§ YOUR INSTRUCTIONS: What you return must match the records below character for character, except that no picture appears.

§ LISTED ENTRIES:

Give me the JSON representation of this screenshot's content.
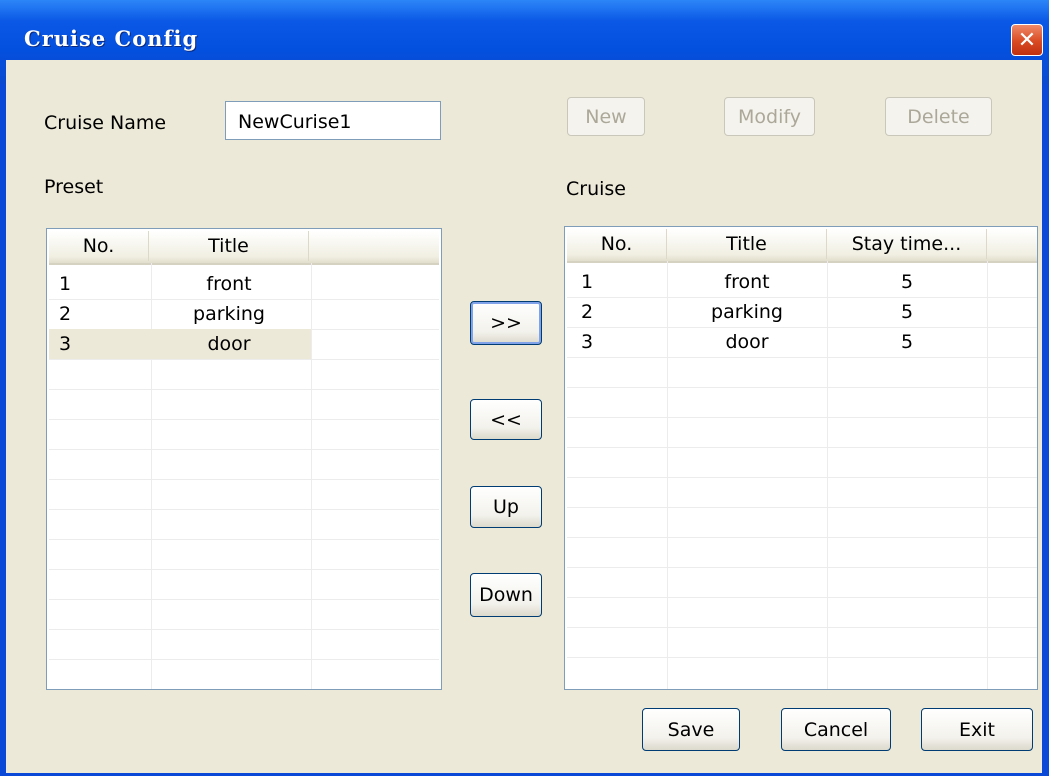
{
  "window": {
    "title": "Cruise Config",
    "close_glyph": "✕"
  },
  "form": {
    "cruise_name_label": "Cruise Name",
    "cruise_name_value": "NewCurise1",
    "new_label": "New",
    "modify_label": "Modify",
    "delete_label": "Delete"
  },
  "preset": {
    "label": "Preset",
    "columns": [
      "No.",
      "Title"
    ],
    "rows": [
      {
        "no": "1",
        "title": "front"
      },
      {
        "no": "2",
        "title": "parking"
      },
      {
        "no": "3",
        "title": "door"
      }
    ],
    "selected_row": 3
  },
  "cruise": {
    "label": "Cruise",
    "columns": [
      "No.",
      "Title",
      "Stay time..."
    ],
    "rows": [
      {
        "no": "1",
        "title": "front",
        "stay": "5"
      },
      {
        "no": "2",
        "title": "parking",
        "stay": "5"
      },
      {
        "no": "3",
        "title": "door",
        "stay": "5"
      }
    ]
  },
  "middle_buttons": {
    "add": ">>",
    "remove": "<<",
    "up": "Up",
    "down": "Down"
  },
  "footer": {
    "save": "Save",
    "cancel": "Cancel",
    "exit": "Exit"
  },
  "colors": {
    "titlebar": "#0450de",
    "client": "#ece9d8",
    "selection": "#ece9d8",
    "close_button": "#d94a22"
  }
}
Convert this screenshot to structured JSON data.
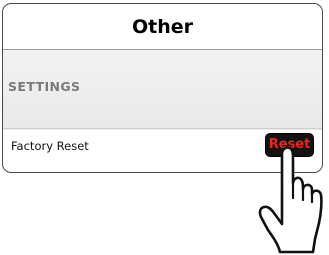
{
  "header": {
    "title": "Other"
  },
  "settings": {
    "section_label": "SETTINGS",
    "factory_reset": {
      "label": "Factory Reset",
      "button_label": "Reset"
    }
  },
  "colors": {
    "reset_text": "#e6271c",
    "reset_background": "#121212"
  },
  "icons": {
    "pointer": "pointing-hand-icon"
  }
}
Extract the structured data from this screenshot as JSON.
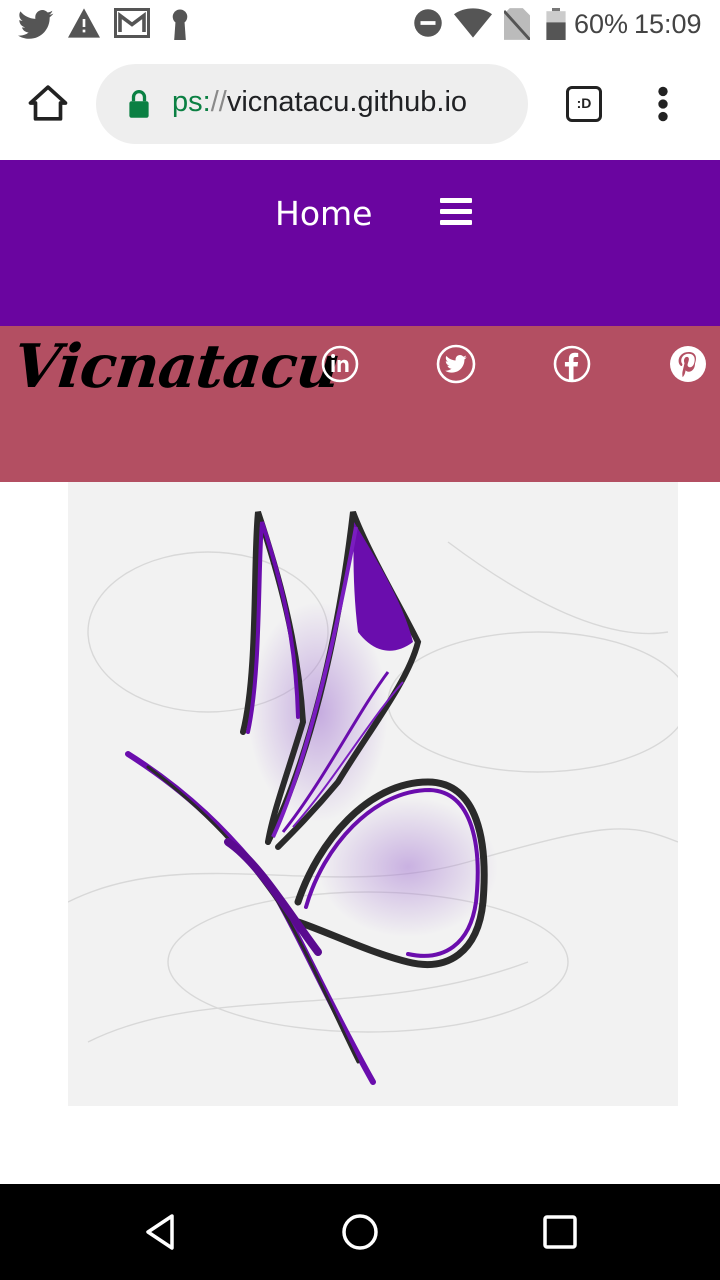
{
  "status_bar": {
    "battery": "60%",
    "time": "15:09"
  },
  "browser": {
    "url_scheme": "ps:",
    "url_sep": "//",
    "url_host": "vicnatacu.github.io",
    "tab_button_label": ":D"
  },
  "nav": {
    "home_label": "Home"
  },
  "header": {
    "logo_text": "Vicnatacu"
  },
  "social_icons": [
    "linkedin-icon",
    "twitter-icon",
    "facebook-icon",
    "pinterest-icon"
  ],
  "colors": {
    "nav_bg": "#6a05a0",
    "header_bg": "#b34f62",
    "butterfly_purple": "#6a0dad"
  }
}
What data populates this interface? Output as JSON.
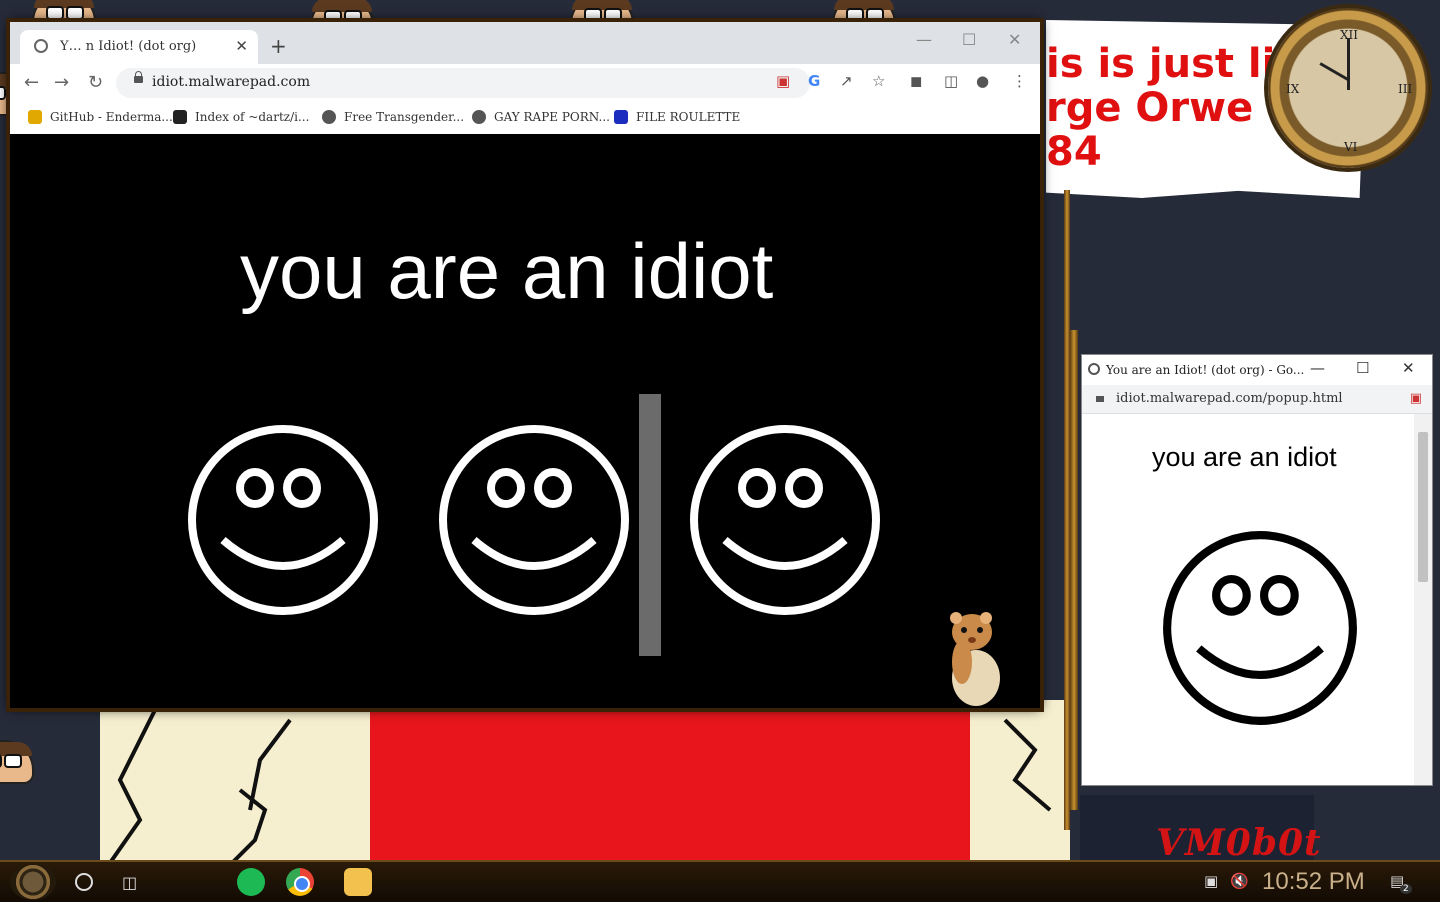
{
  "desktop": {
    "note_lines": [
      "is is just li",
      "rge Orwe",
      "84"
    ],
    "vm_label": "VM0b0t"
  },
  "browser": {
    "tab": {
      "title": "Y… n Idiot! (dot org)",
      "close": "✕"
    },
    "new_tab": "+",
    "window_controls": {
      "minimize": "—",
      "maximize": "☐",
      "close": "✕"
    },
    "address": "idiot.malwarepad.com",
    "bookmarks": [
      {
        "label": "GitHub - Enderma...",
        "icon": "bookmark-favicon-icon",
        "color": "#e0a800"
      },
      {
        "label": "Index of ~dartz/i...",
        "icon": "bookmark-favicon-icon",
        "color": "#222222"
      },
      {
        "label": "Free Transgender...",
        "icon": "bookmark-favicon-icon",
        "color": "#555555"
      },
      {
        "label": "GAY RAPE PORN...",
        "icon": "globe-icon",
        "color": "#555555"
      },
      {
        "label": "FILE ROULETTE",
        "icon": "bookmark-favicon-icon",
        "color": "#1a2dbf"
      }
    ],
    "headline": "you are an idiot"
  },
  "popup": {
    "title": "You are an Idiot! (dot org) - Go...",
    "address": "idiot.malwarepad.com/popup.html",
    "headline": "you are an idiot",
    "controls": {
      "minimize": "—",
      "maximize": "☐",
      "close": "✕"
    }
  },
  "taskbar": {
    "time": "10:52 PM",
    "notification_count": "2"
  },
  "colors": {
    "accent_red": "#e8161c",
    "page_bg": "#000000",
    "clock_text": "#c9b08a"
  }
}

§ SOLUTION TO THIS EXERCISE:
Give me the JSON representation of this screenshot's content.
{
  "window": {
    "title": "Cruise Config",
    "close_glyph": "✕"
  },
  "form": {
    "cruise_name_label": "Cruise Name",
    "cruise_name_value": "NewCurise1",
    "new_label": "New",
    "modify_label": "Modify",
    "delete_label": "Delete"
  },
  "preset": {
    "label": "Preset",
    "columns": [
      "No.",
      "Title"
    ],
    "rows": [
      {
        "no": "1",
        "title": "front"
      },
      {
        "no": "2",
        "title": "parking"
      },
      {
        "no": "3",
        "title": "door"
      }
    ],
    "selected_row": 3
  },
  "cruise": {
    "label": "Cruise",
    "columns": [
      "No.",
      "Title",
      "Stay time..."
    ],
    "rows": [
      {
        "no": "1",
        "title": "front",
        "stay": "5"
      },
      {
        "no": "2",
        "title": "parking",
        "stay": "5"
      },
      {
        "no": "3",
        "title": "door",
        "stay": "5"
      }
    ]
  },
  "middle_buttons": {
    "add": ">>",
    "remove": "<<",
    "up": "Up",
    "down": "Down"
  },
  "footer": {
    "save": "Save",
    "cancel": "Cancel",
    "exit": "Exit"
  },
  "colors": {
    "titlebar": "#0450de",
    "client": "#ece9d8",
    "selection": "#ece9d8",
    "close_button": "#d94a22"
  }
}
Convert this screenshot to structured JSON data.
{
  "header": {
    "title": "Other"
  },
  "settings": {
    "section_label": "SETTINGS",
    "factory_reset": {
      "label": "Factory Reset",
      "button_label": "Reset"
    }
  },
  "colors": {
    "reset_text": "#e6271c",
    "reset_background": "#121212"
  },
  "icons": {
    "pointer": "pointing-hand-icon"
  }
}
Extract the structured data from this screenshot as JSON.
{
  "status_bar": {
    "battery": "60%",
    "time": "15:09"
  },
  "browser": {
    "url_scheme": "ps:",
    "url_sep": "//",
    "url_host": "vicnatacu.github.io",
    "tab_button_label": ":D"
  },
  "nav": {
    "home_label": "Home"
  },
  "header": {
    "logo_text": "Vicnatacu"
  },
  "social_icons": [
    "linkedin-icon",
    "twitter-icon",
    "facebook-icon",
    "pinterest-icon"
  ],
  "colors": {
    "nav_bg": "#6a05a0",
    "header_bg": "#b34f62",
    "butterfly_purple": "#6a0dad"
  }
}
What data populates this interface? Output as JSON.
{
  "desktop": {
    "note_lines": [
      "is is just li",
      "rge Orwe",
      "84"
    ],
    "vm_label": "VM0b0t"
  },
  "browser": {
    "tab": {
      "title": "Y… n Idiot! (dot org)",
      "close": "✕"
    },
    "new_tab": "+",
    "window_controls": {
      "minimize": "—",
      "maximize": "☐",
      "close": "✕"
    },
    "address": "idiot.malwarepad.com",
    "bookmarks": [
      {
        "label": "GitHub - Enderma...",
        "icon": "bookmark-favicon-icon",
        "color": "#e0a800"
      },
      {
        "label": "Index of ~dartz/i...",
        "icon": "bookmark-favicon-icon",
        "color": "#222222"
      },
      {
        "label": "Free Transgender...",
        "icon": "bookmark-favicon-icon",
        "color": "#555555"
      },
      {
        "label": "GAY RAPE PORN...",
        "icon": "globe-icon",
        "color": "#555555"
      },
      {
        "label": "FILE ROULETTE",
        "icon": "bookmark-favicon-icon",
        "color": "#1a2dbf"
      }
    ],
    "headline": "you are an idiot"
  },
  "popup": {
    "title": "You are an Idiot! (dot org) - Go...",
    "address": "idiot.malwarepad.com/popup.html",
    "headline": "you are an idiot",
    "controls": {
      "minimize": "—",
      "maximize": "☐",
      "close": "✕"
    }
  },
  "taskbar": {
    "time": "10:52 PM",
    "notification_count": "2"
  },
  "colors": {
    "accent_red": "#e8161c",
    "page_bg": "#000000",
    "clock_text": "#c9b08a"
  }
}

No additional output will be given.